prosecution is based on wholly unreliable testimony

of a single witness, the court has no option than

to acquit the accused.

     In    the   background            of    the   aforesaid      legal

position, when we consider the case in hand we are

of   the    opinion         that       the     statement     of     the

prosecutrix      is   not    at    all      reliable   or   in    other

words wholly unreliable.                    No other evidence has

been led to support the allegation of rape.                      Hence,

it shall be unsafe to base the conviction on her

sole testimony.         In her evidence she had stated

that she was subjected to rape at 12.00 noon when

her sister Jitendra, the wife of the accused had

gone to purchase milk.             However, during the course

of investigation she alleged that she was subjected

to rape at 06.30 A.M.                  When confronted with the

                                                                   Page 7

aforesaid contradiction in the cross-examination,

she could not explain the aforesaid discrepancy.

Her statement that she shouted for help when she

was subjected to rape also does not find support

from the evidence of Ramchandra Salvi (PW-11), the

owner of the house where the incident is alleged to

have taken place.             Dr. Smt. Sushila (PW-12), has

also not supported the allegation of rape as also

the Forensic Science Laboratory Report.                        In the

face of what we have observed above, the evidence

of   the    prosecutrix       cannot   be    said    to   be   wholly


     In light of the aforesaid evidence the view

taken      by   the   trial   court    was    the    only   possible

view.      Once it is held so the order of acquittal is

not fit to be interfered with and the High Court

rightly         declined   to    grant       leave    against     the

judgment of acquittal.

                                                                 Page 8

      In view of what we have observed above, we do

not   find   any   merit   in   the   appeal   and   it    is

dismissed accordingly.

                                          (A.K. PATNAIK)

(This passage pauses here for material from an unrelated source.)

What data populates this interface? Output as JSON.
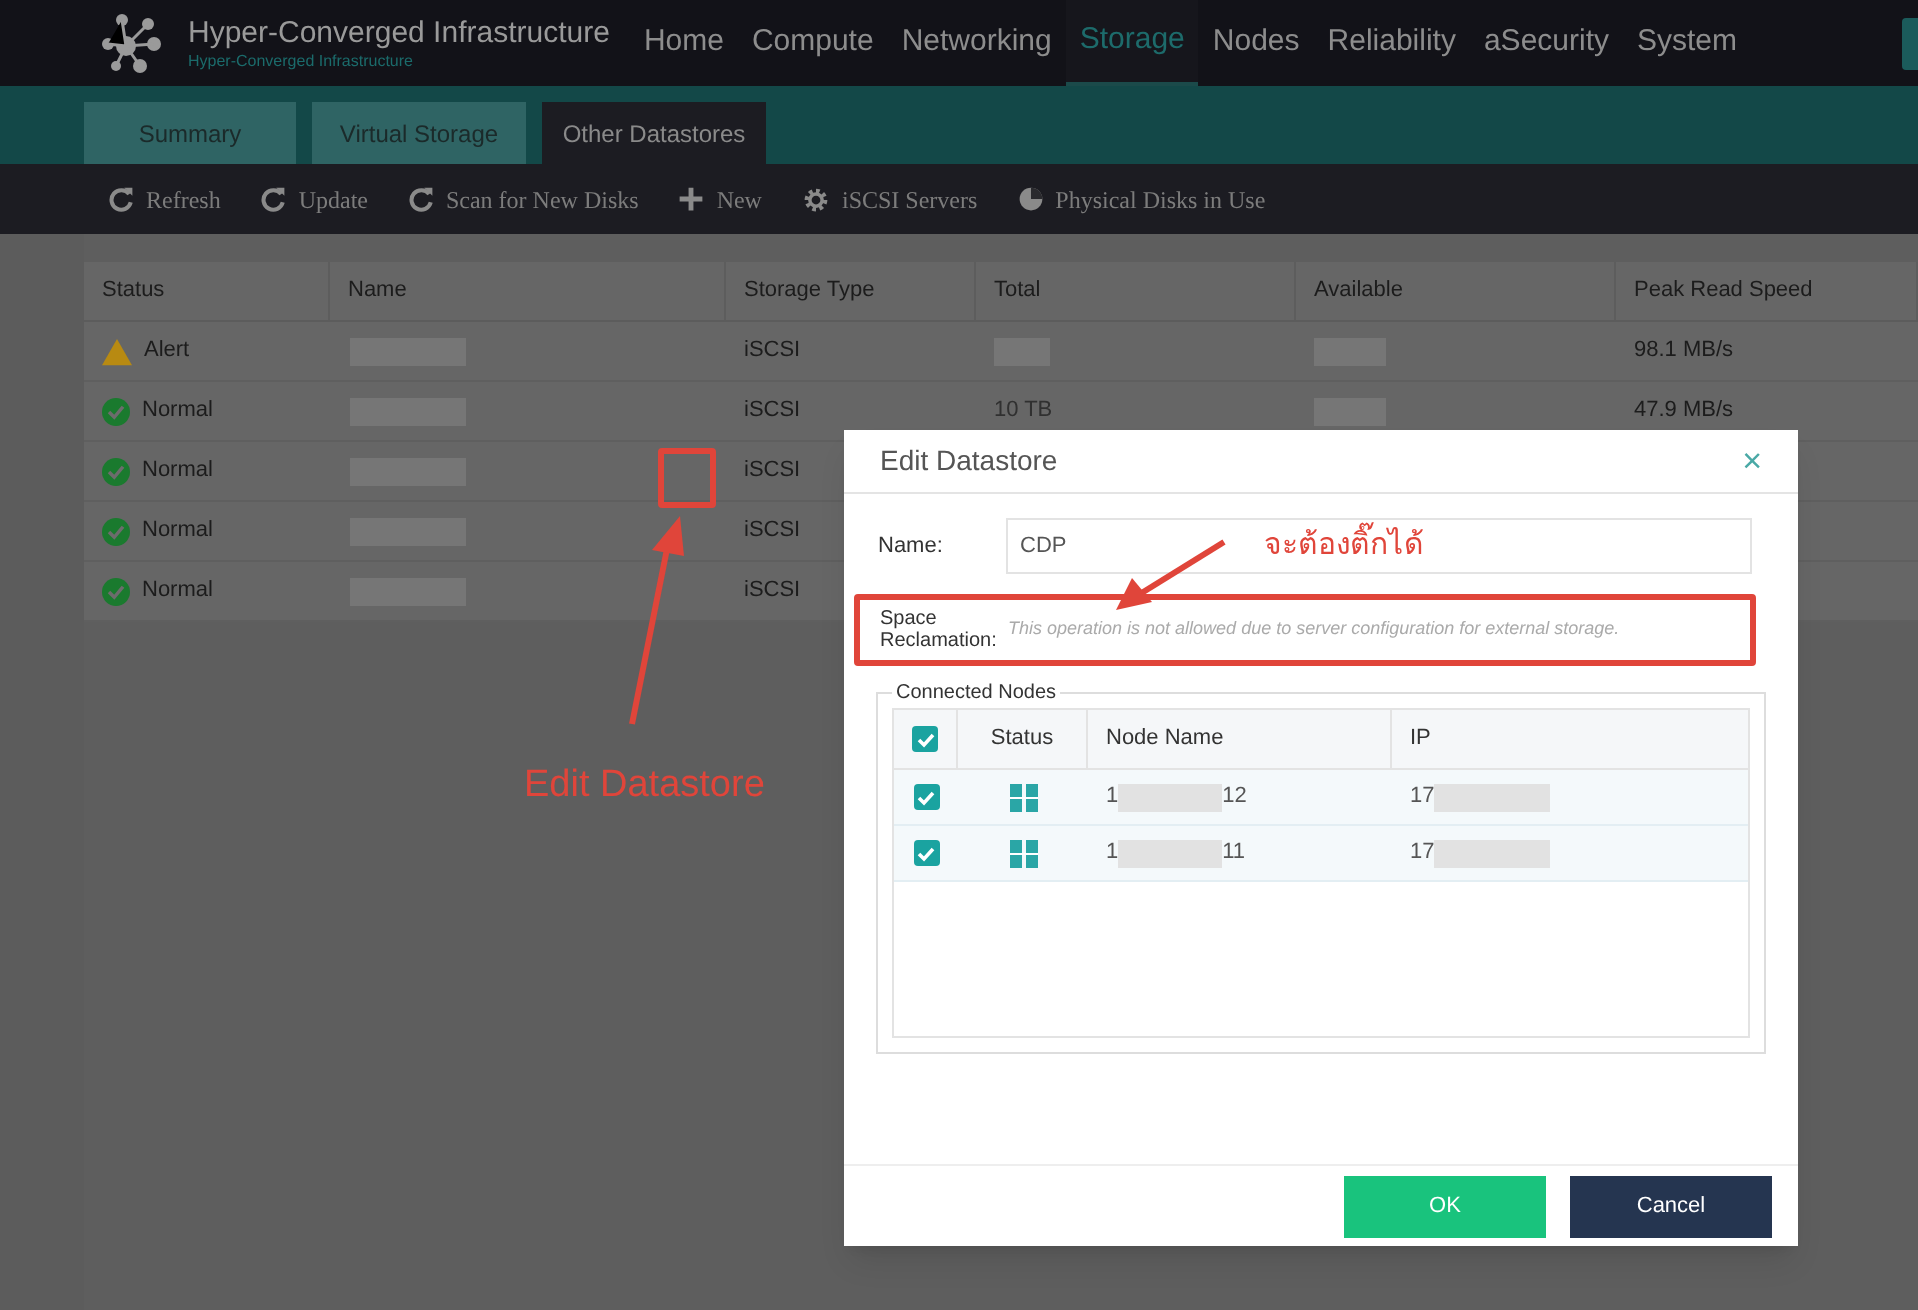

                                (CHANDRAMAULI KR. PRASAD)

FEBRUARY 13, 2013.

                                                          Page 9

     Page 10

     Page 11

To top